:: What this task involves ::
From the entries, copy out every line in which the word "email" is found.
[Supplied material]
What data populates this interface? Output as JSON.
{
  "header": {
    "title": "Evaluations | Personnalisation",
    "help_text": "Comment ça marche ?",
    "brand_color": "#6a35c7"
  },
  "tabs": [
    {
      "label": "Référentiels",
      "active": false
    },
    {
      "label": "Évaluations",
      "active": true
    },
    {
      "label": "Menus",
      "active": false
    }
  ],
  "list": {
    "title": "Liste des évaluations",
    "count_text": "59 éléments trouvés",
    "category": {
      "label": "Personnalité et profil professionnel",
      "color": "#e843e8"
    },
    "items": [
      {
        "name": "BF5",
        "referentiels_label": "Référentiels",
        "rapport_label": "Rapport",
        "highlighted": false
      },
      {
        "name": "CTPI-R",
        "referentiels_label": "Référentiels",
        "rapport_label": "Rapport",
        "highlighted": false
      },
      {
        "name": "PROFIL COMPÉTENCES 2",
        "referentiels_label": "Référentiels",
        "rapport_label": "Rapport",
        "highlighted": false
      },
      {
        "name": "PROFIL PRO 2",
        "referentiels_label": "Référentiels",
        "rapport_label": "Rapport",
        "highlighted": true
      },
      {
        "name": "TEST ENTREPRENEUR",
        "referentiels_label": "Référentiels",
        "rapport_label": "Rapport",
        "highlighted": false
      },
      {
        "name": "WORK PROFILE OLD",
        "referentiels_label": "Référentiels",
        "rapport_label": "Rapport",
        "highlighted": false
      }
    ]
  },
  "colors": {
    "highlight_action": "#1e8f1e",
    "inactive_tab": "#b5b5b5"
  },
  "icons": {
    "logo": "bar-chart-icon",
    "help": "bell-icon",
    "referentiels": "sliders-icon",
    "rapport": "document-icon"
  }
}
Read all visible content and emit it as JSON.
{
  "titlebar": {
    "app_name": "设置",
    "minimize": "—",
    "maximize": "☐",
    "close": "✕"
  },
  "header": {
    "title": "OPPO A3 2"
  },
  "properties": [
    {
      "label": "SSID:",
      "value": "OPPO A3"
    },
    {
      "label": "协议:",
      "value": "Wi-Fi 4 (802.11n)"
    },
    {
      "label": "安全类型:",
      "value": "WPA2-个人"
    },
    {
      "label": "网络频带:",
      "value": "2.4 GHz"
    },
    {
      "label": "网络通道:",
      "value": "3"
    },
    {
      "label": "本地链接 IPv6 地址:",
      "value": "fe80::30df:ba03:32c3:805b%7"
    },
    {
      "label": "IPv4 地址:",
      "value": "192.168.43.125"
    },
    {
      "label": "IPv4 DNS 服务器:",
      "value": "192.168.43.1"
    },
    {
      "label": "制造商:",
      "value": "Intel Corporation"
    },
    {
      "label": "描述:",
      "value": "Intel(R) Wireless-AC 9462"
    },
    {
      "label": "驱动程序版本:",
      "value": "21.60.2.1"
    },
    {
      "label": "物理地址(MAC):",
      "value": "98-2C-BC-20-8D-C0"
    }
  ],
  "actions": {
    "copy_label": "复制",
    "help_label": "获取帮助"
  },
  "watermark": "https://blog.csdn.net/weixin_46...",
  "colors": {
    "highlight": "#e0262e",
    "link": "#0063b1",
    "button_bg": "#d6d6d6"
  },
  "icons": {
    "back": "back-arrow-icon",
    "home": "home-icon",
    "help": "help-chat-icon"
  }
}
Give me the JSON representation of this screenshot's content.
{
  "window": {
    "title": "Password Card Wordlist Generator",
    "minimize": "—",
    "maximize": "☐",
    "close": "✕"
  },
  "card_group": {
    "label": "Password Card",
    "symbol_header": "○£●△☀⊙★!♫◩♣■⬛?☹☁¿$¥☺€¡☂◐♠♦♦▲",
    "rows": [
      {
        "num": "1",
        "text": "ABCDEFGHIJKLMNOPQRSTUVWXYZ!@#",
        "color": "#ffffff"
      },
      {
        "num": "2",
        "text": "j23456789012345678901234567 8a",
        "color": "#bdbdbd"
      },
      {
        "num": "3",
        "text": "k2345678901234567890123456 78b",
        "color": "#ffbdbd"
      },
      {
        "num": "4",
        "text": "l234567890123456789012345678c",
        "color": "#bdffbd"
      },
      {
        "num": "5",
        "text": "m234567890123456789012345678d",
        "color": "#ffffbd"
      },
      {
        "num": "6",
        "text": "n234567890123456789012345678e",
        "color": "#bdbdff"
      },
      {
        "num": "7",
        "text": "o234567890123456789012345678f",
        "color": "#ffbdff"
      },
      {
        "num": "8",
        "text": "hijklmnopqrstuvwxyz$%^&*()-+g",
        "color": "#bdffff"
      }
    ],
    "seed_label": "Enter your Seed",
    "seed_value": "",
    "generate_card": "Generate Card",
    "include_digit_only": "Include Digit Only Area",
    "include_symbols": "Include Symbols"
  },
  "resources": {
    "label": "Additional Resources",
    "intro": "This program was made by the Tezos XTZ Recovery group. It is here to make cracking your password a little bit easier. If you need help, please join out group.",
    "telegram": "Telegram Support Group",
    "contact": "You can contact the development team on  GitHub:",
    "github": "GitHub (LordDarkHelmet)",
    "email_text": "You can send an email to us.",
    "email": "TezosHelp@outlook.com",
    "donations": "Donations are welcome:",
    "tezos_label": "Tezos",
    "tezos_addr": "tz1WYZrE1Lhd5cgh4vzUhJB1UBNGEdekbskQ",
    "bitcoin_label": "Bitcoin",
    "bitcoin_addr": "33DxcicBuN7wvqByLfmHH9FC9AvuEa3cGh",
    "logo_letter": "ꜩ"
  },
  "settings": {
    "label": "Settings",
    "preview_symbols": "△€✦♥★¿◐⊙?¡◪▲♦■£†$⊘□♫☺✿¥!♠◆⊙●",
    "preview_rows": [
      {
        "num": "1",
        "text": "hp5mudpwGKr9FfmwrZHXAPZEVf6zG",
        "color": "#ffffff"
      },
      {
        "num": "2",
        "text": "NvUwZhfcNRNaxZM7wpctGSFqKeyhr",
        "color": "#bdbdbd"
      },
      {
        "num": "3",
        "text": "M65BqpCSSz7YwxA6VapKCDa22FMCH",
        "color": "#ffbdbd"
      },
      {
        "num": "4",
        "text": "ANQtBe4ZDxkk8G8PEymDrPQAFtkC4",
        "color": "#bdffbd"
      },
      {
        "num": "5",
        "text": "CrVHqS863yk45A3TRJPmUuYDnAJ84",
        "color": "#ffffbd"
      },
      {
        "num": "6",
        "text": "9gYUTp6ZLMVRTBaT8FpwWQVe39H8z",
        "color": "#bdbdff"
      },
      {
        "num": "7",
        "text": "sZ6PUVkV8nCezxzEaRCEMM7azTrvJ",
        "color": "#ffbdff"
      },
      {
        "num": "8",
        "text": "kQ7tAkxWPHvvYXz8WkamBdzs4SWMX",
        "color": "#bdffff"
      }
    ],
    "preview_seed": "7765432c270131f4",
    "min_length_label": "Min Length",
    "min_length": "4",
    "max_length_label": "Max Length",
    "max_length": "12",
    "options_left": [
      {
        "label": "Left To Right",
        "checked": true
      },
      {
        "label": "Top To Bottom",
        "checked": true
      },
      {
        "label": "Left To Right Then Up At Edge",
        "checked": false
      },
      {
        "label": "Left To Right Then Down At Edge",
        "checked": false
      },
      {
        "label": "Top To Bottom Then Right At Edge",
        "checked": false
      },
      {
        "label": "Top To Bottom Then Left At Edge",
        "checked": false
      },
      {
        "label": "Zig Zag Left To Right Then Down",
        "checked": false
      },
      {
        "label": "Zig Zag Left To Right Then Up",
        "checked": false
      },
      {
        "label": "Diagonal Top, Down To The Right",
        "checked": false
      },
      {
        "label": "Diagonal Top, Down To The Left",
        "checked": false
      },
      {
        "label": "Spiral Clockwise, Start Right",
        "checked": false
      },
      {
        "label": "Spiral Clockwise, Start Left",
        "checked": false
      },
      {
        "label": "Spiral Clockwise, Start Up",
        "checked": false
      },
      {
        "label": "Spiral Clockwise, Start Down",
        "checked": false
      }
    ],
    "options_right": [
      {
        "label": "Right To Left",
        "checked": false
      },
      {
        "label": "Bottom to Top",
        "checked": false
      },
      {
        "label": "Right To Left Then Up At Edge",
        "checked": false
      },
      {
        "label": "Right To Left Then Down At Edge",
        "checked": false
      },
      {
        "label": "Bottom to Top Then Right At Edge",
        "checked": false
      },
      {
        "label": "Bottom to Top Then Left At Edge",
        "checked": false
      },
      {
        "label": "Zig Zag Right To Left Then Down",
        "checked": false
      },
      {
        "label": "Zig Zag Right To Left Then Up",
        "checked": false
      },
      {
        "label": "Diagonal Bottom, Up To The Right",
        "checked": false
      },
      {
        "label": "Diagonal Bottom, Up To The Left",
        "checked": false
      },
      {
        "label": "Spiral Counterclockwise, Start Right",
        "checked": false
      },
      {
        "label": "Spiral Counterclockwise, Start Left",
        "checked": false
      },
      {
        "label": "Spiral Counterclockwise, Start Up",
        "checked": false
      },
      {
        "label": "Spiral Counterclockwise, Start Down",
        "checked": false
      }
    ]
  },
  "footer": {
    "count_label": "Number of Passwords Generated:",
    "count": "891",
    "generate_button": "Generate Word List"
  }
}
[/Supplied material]
:: Exercise answer ::
    "email_text": "You can send an email to us.",
    "email": "TezosHelp@outlook.com",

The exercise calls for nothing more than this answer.